EU citizens and their family members will qualify for settled status after completing “a continuous qualifying period of five years of residence” in the UK. Those living in the UK for less than five years qualify for pre-settled status instead, and can upgrade to settled status once they reach five years.
Absence from the UK exceeding a total of six months in any 12-month period, subject to some exceptions discussed below
- A prison sentence
- A deportation, exclusion or removal decision or order
The six-month cap is not limited to a single lengthy period outside the UK. It also applies to multiple trips totalling six months together. The rules refer to absence during “any 12-month period”. In other words, the Home Office will not just be looking at travel during a calendar year. It instead considers a “rolling” period of 12 months, which “resets” with every trip. This means applicants who travel frequently will need to keep a very close eye on their travel.
Such absences are only relevant to the “qualifying period” relied upon. Once the five-year qualifying period is complete, an applicant will only lose the right to apply for settled status if they spend five years or more outside the UK.
There is some allowance for periods longer than six months in very narrowly defined circumstances. These include periods of absence on compulsory military service, a Crown service posting (or as a partner or child accompanying such a person) or time “spent working in the UK marine area”. In addition, applicants are permitted “a single period of absence” that does not exceed 12 months and which is “for an important reason, such as pregnancy, childbirth, serious illness, study, vocational training or an overseas posting”. These are examples only. This means other situations may also qualify as an “important reason”: for example, caring for a terminally ill parents.
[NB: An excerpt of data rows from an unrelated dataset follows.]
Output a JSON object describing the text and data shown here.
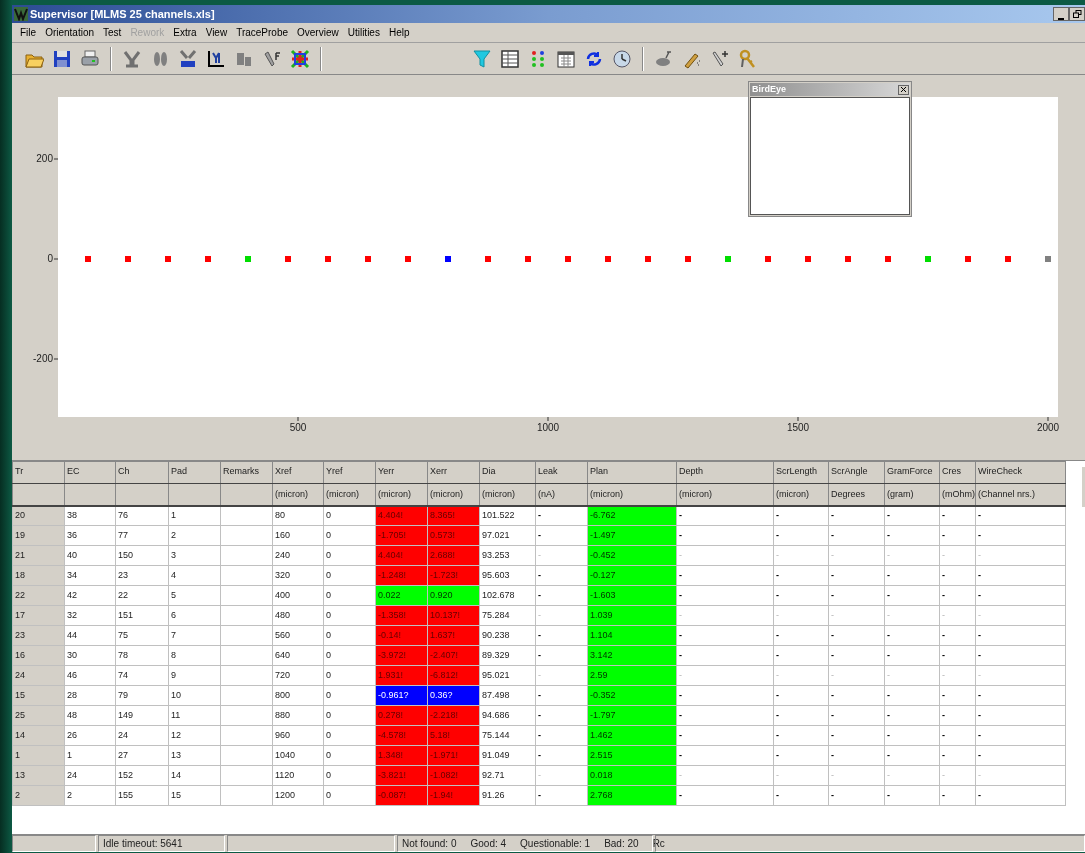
{
  "window": {
    "title": "Supervisor [MLMS 25 channels.xls]"
  },
  "menu": [
    {
      "label": "File",
      "disabled": false
    },
    {
      "label": "Orientation",
      "disabled": false
    },
    {
      "label": "Test",
      "disabled": false
    },
    {
      "label": "Rework",
      "disabled": true
    },
    {
      "label": "Extra",
      "disabled": false
    },
    {
      "label": "View",
      "disabled": false
    },
    {
      "label": "TraceProbe",
      "disabled": false
    },
    {
      "label": "Overview",
      "disabled": false
    },
    {
      "label": "Utilities",
      "disabled": false
    },
    {
      "label": "Help",
      "disabled": false
    }
  ],
  "chart": {
    "chart_data": {
      "type": "scatter",
      "x": [
        80,
        160,
        240,
        320,
        400,
        480,
        560,
        640,
        720,
        800,
        880,
        960,
        1040,
        1120,
        1200,
        1280,
        1360,
        1440,
        1520,
        1600,
        1680,
        1760,
        1840,
        1920,
        2000
      ],
      "series": [
        {
          "color": "#ff0000",
          "values": [
            0,
            0,
            0,
            0,
            null,
            0,
            0,
            0,
            0,
            null,
            0,
            0,
            0,
            0,
            0,
            0,
            null,
            0,
            0,
            0,
            0,
            null,
            0,
            0,
            null
          ]
        },
        {
          "color": "#00dd00",
          "values": [
            null,
            null,
            null,
            null,
            0,
            null,
            null,
            null,
            null,
            null,
            null,
            null,
            null,
            null,
            null,
            null,
            0,
            null,
            null,
            null,
            null,
            0,
            null,
            null,
            null
          ]
        },
        {
          "color": "#0000ff",
          "values": [
            null,
            null,
            null,
            null,
            null,
            null,
            null,
            null,
            null,
            0,
            null,
            null,
            null,
            null,
            null,
            null,
            null,
            null,
            null,
            null,
            null,
            null,
            null,
            null,
            null
          ]
        },
        {
          "color": "#808080",
          "values": [
            null,
            null,
            null,
            null,
            null,
            null,
            null,
            null,
            null,
            null,
            null,
            null,
            null,
            null,
            null,
            null,
            null,
            null,
            null,
            null,
            null,
            null,
            null,
            null,
            0
          ]
        }
      ],
      "xlim": [
        20,
        2020
      ],
      "ylim": [
        -316,
        324
      ],
      "xticks": [
        500,
        1000,
        1500,
        2000
      ],
      "yticks": [
        -200,
        0,
        200
      ]
    }
  },
  "bird_eye": {
    "title": "BirdEye"
  },
  "table": {
    "columns": [
      {
        "title": "Tr"
      },
      {
        "title": "EC"
      },
      {
        "title": "Ch"
      },
      {
        "title": "Pad"
      },
      {
        "title": "Remarks"
      },
      {
        "title": "Xref",
        "unit": "(micron)"
      },
      {
        "title": "Yref",
        "unit": "(micron)"
      },
      {
        "title": "Yerr",
        "unit": "(micron)"
      },
      {
        "title": "Xerr",
        "unit": "(micron)"
      },
      {
        "title": "Dia",
        "unit": "(micron)"
      },
      {
        "title": "Leak",
        "unit": "(nA)"
      },
      {
        "title": "Plan",
        "unit": "(micron)"
      },
      {
        "title": "Depth",
        "unit": "(micron)"
      },
      {
        "title": "ScrLength",
        "unit": "(micron)"
      },
      {
        "title": "ScrAngle",
        "unit": "Degrees"
      },
      {
        "title": "GramForce",
        "unit": "(gram)"
      },
      {
        "title": "Cres",
        "unit": "(mOhm)"
      },
      {
        "title": "WireCheck",
        "unit": "(Channel nrs.)"
      }
    ],
    "rows": [
      {
        "tr": "20",
        "ec": "38",
        "ch": "76",
        "pad": "1",
        "xref": "80",
        "yref": "0",
        "yerr": "4.404!",
        "xerr": "8.365!",
        "dia": "101.522",
        "leak": "-",
        "plan": "-6.762",
        "depth": "-",
        "scr_length": "-",
        "scr_angle": "-",
        "gram_force": "-",
        "cres": "-",
        "wire_check": "-",
        "ok": false,
        "questionable": false,
        "plan_ok": true,
        "greyed": false
      },
      {
        "tr": "19",
        "ec": "36",
        "ch": "77",
        "pad": "2",
        "xref": "160",
        "yref": "0",
        "yerr": "-1.705!",
        "xerr": "0.573!",
        "dia": "97.021",
        "leak": "-",
        "plan": "-1.497",
        "depth": "-",
        "scr_length": "-",
        "scr_angle": "-",
        "gram_force": "-",
        "cres": "-",
        "wire_check": "-",
        "ok": false,
        "questionable": false,
        "plan_ok": true,
        "greyed": false
      },
      {
        "tr": "21",
        "ec": "40",
        "ch": "150",
        "pad": "3",
        "xref": "240",
        "yref": "0",
        "yerr": "4.404!",
        "xerr": "2.688!",
        "dia": "93.253",
        "leak": "-",
        "plan": "-0.452",
        "depth": "-",
        "scr_length": "-",
        "scr_angle": "-",
        "gram_force": "-",
        "cres": "-",
        "wire_check": "-",
        "ok": false,
        "questionable": false,
        "plan_ok": true,
        "greyed": true
      },
      {
        "tr": "18",
        "ec": "34",
        "ch": "23",
        "pad": "4",
        "xref": "320",
        "yref": "0",
        "yerr": "-1.248!",
        "xerr": "-1.723!",
        "dia": "95.603",
        "leak": "-",
        "plan": "-0.127",
        "depth": "-",
        "scr_length": "-",
        "scr_angle": "-",
        "gram_force": "-",
        "cres": "-",
        "wire_check": "-",
        "ok": false,
        "questionable": false,
        "plan_ok": true,
        "greyed": false
      },
      {
        "tr": "22",
        "ec": "42",
        "ch": "22",
        "pad": "5",
        "xref": "400",
        "yref": "0",
        "yerr": "0.022",
        "xerr": "0.920",
        "dia": "102.678",
        "leak": "-",
        "plan": "-1.603",
        "depth": "-",
        "scr_length": "-",
        "scr_angle": "-",
        "gram_force": "-",
        "cres": "-",
        "wire_check": "-",
        "ok": true,
        "questionable": false,
        "plan_ok": true,
        "greyed": false
      },
      {
        "tr": "17",
        "ec": "32",
        "ch": "151",
        "pad": "6",
        "xref": "480",
        "yref": "0",
        "yerr": "-1.358!",
        "xerr": "10.137!",
        "dia": "75.284",
        "leak": "-",
        "plan": "1.039",
        "depth": "-",
        "scr_length": "-",
        "scr_angle": "-",
        "gram_force": "-",
        "cres": "-",
        "wire_check": "-",
        "ok": false,
        "questionable": false,
        "plan_ok": true,
        "greyed": true
      },
      {
        "tr": "23",
        "ec": "44",
        "ch": "75",
        "pad": "7",
        "xref": "560",
        "yref": "0",
        "yerr": "-0.14!",
        "xerr": "1.637!",
        "dia": "90.238",
        "leak": "-",
        "plan": "1.104",
        "depth": "-",
        "scr_length": "-",
        "scr_angle": "-",
        "gram_force": "-",
        "cres": "-",
        "wire_check": "-",
        "ok": false,
        "questionable": false,
        "plan_ok": true,
        "greyed": false
      },
      {
        "tr": "16",
        "ec": "30",
        "ch": "78",
        "pad": "8",
        "xref": "640",
        "yref": "0",
        "yerr": "-3.972!",
        "xerr": "-2.407!",
        "dia": "89.329",
        "leak": "-",
        "plan": "3.142",
        "depth": "-",
        "scr_length": "-",
        "scr_angle": "-",
        "gram_force": "-",
        "cres": "-",
        "wire_check": "-",
        "ok": false,
        "questionable": false,
        "plan_ok": true,
        "greyed": false
      },
      {
        "tr": "24",
        "ec": "46",
        "ch": "74",
        "pad": "9",
        "xref": "720",
        "yref": "0",
        "yerr": "1.931!",
        "xerr": "-6.812!",
        "dia": "95.021",
        "leak": "-",
        "plan": "2.59",
        "depth": "-",
        "scr_length": "-",
        "scr_angle": "-",
        "gram_force": "-",
        "cres": "-",
        "wire_check": "-",
        "ok": false,
        "questionable": false,
        "plan_ok": true,
        "greyed": true
      },
      {
        "tr": "15",
        "ec": "28",
        "ch": "79",
        "pad": "10",
        "xref": "800",
        "yref": "0",
        "yerr": "-0.961?",
        "xerr": "0.36?",
        "dia": "87.498",
        "leak": "-",
        "plan": "-0.352",
        "depth": "-",
        "scr_length": "-",
        "scr_angle": "-",
        "gram_force": "-",
        "cres": "-",
        "wire_check": "-",
        "ok": false,
        "questionable": true,
        "plan_ok": true,
        "greyed": false
      },
      {
        "tr": "25",
        "ec": "48",
        "ch": "149",
        "pad": "11",
        "xref": "880",
        "yref": "0",
        "yerr": "0.278!",
        "xerr": "-2.218!",
        "dia": "94.686",
        "leak": "-",
        "plan": "-1.797",
        "depth": "-",
        "scr_length": "-",
        "scr_angle": "-",
        "gram_force": "-",
        "cres": "-",
        "wire_check": "-",
        "ok": false,
        "questionable": false,
        "plan_ok": true,
        "greyed": false
      },
      {
        "tr": "14",
        "ec": "26",
        "ch": "24",
        "pad": "12",
        "xref": "960",
        "yref": "0",
        "yerr": "-4.578!",
        "xerr": "5.18!",
        "dia": "75.144",
        "leak": "-",
        "plan": "1.462",
        "depth": "-",
        "scr_length": "-",
        "scr_angle": "-",
        "gram_force": "-",
        "cres": "-",
        "wire_check": "-",
        "ok": false,
        "questionable": false,
        "plan_ok": true,
        "greyed": false
      },
      {
        "tr": "1",
        "ec": "1",
        "ch": "27",
        "pad": "13",
        "xref": "1040",
        "yref": "0",
        "yerr": "1.348!",
        "xerr": "-1.971!",
        "dia": "91.049",
        "leak": "-",
        "plan": "2.515",
        "depth": "-",
        "scr_length": "-",
        "scr_angle": "-",
        "gram_force": "-",
        "cres": "-",
        "wire_check": "-",
        "ok": false,
        "questionable": false,
        "plan_ok": true,
        "greyed": false
      },
      {
        "tr": "13",
        "ec": "24",
        "ch": "152",
        "pad": "14",
        "xref": "1120",
        "yref": "0",
        "yerr": "-3.821!",
        "xerr": "-1.082!",
        "dia": "92.71",
        "leak": "-",
        "plan": "0.018",
        "depth": "-",
        "scr_length": "-",
        "scr_angle": "-",
        "gram_force": "-",
        "cres": "-",
        "wire_check": "-",
        "ok": false,
        "questionable": false,
        "plan_ok": true,
        "greyed": true
      },
      {
        "tr": "2",
        "ec": "2",
        "ch": "155",
        "pad": "15",
        "xref": "1200",
        "yref": "0",
        "yerr": "-0.087!",
        "xerr": "-1.94!",
        "dia": "91.26",
        "leak": "-",
        "plan": "2.768",
        "depth": "-",
        "scr_length": "-",
        "scr_angle": "-",
        "gram_force": "-",
        "cres": "-",
        "wire_check": "-",
        "ok": false,
        "questionable": false,
        "plan_ok": true,
        "greyed": false
      }
    ]
  },
  "status_bar": {
    "idle": "Idle timeout: 5641",
    "counts": [
      "Not found: 0",
      "Good: 4",
      "Questionable: 1",
      "Bad: 20",
      "Rc"
    ]
  }
}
Evidence of the reasons for the absence will
But there are still a lot of confusions in different cases, if you have any questions or requires, talk to us.